2014 – shortlisted for the Rosemary Goodchild Award for Journalism for my weekly advice column at The Telegraph newspaper.
2011 – longlisted for the Orwell Prize for political writing for blogging on sexual health information and advice.

Being Well in Academia

2010 – joined 100 other members of the Family Planning Association’s Achievers Club for people who’ve made a significant contribution to improving the sexual health of the UK.
2009 – I was among a small number of scientists picked to deliver a centenary lecture at the Science Museum, my talk addressed the need to improve public sex education.
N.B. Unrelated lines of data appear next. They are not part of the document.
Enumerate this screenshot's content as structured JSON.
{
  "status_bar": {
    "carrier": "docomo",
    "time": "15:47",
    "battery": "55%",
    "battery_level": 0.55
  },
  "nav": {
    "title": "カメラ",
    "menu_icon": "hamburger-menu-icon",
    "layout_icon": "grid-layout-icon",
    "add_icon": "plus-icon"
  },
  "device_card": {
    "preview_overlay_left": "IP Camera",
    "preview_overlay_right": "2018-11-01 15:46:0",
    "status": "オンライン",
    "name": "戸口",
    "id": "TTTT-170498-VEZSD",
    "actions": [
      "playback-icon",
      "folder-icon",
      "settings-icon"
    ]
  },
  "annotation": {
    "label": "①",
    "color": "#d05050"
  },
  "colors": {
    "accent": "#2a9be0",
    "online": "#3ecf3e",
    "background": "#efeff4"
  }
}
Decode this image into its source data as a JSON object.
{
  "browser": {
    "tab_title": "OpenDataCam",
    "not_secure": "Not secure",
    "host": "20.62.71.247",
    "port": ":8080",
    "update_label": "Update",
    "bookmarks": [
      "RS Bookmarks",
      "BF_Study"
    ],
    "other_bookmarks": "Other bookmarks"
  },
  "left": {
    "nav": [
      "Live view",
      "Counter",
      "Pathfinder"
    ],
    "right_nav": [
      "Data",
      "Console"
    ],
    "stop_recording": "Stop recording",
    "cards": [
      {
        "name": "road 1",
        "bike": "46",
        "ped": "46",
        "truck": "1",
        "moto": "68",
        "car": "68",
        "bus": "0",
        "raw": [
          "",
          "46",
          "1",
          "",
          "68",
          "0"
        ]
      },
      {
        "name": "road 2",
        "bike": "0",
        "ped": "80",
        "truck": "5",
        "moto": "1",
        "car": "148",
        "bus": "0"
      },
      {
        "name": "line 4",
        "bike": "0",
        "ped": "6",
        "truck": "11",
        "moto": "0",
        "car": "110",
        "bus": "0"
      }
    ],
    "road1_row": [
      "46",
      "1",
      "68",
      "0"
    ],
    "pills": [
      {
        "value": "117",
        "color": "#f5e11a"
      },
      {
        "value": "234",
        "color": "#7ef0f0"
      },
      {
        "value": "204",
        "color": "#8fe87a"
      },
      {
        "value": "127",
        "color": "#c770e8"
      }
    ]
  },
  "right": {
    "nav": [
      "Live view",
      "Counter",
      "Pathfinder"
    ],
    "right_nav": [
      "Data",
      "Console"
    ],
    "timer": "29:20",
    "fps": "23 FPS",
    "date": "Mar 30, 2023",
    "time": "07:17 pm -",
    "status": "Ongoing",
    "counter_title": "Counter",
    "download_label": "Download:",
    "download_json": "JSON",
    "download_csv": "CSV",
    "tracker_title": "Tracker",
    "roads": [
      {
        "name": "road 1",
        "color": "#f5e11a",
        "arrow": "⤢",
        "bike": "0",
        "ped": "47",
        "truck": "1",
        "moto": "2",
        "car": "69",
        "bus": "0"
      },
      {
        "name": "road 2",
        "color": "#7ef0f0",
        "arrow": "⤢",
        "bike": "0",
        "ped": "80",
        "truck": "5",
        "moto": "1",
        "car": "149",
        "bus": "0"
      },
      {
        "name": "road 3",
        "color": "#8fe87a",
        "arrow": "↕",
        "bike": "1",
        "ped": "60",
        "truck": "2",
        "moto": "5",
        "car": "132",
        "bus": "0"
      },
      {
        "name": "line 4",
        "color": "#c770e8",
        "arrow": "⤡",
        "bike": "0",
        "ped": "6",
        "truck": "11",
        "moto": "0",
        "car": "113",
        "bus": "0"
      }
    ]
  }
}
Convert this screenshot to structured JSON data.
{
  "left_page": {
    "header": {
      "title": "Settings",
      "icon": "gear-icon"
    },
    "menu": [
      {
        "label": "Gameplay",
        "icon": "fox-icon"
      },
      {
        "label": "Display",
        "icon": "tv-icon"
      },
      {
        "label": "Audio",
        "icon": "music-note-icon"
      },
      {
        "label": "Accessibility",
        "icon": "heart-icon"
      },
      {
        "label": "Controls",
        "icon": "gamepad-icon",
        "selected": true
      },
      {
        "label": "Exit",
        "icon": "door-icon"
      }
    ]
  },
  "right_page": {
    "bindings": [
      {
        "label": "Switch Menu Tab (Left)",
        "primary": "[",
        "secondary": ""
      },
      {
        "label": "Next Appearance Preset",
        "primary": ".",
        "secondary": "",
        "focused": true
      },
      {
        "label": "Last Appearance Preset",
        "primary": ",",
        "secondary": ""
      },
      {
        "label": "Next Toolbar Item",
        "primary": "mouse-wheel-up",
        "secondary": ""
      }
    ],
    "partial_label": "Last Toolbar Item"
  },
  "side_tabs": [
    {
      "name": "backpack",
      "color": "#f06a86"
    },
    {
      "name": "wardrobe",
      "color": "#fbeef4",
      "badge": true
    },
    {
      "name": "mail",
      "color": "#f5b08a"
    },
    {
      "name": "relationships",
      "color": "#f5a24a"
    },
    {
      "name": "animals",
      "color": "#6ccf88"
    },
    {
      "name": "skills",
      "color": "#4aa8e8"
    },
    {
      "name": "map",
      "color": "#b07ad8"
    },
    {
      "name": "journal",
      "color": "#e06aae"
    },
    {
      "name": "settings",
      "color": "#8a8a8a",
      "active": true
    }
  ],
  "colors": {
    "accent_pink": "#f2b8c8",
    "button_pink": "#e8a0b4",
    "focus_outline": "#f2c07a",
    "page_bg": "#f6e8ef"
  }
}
Plus delivering an OWL (Otto Woolf Lecture) for Great Ormond Street Institute of Child Health on the importance of advice giving for young people.
2003 – The Guardian newspaper picks me as one of their ‘Women to Watch’ for being the UK’s first ‘evidence based Agony Aunt’.
2001 – Psychology Prize from the International Female Sexual Functioning Forum for addressing ways to improve research and education on women’s sexual health.
2000 Cosmopolitan Magazine’s Woman of Achievement Award for education.

I'm holding a certificate and smiling happily after winning an award at the Association for International Broadcasters. The CNN team who had cleaned up with prizes took my photo
With my certificate at the AIBs

 

Every Agony Aunt job I’ve had, whether it’s only lasted a few weeks to several years has been a privilege. I’m always humbled by those who chose to share their worries and problems with me. I continue to work to have media advice giving accepted as a recognised part of journalism, and social and health care; a suitable area for in depth academic investigation; and an occupation with definite standards of good practice. If you’re a journalist, editor or producer; or are organising science or other outreach events please get in touch. If I can’t help you I’ll know someone that can.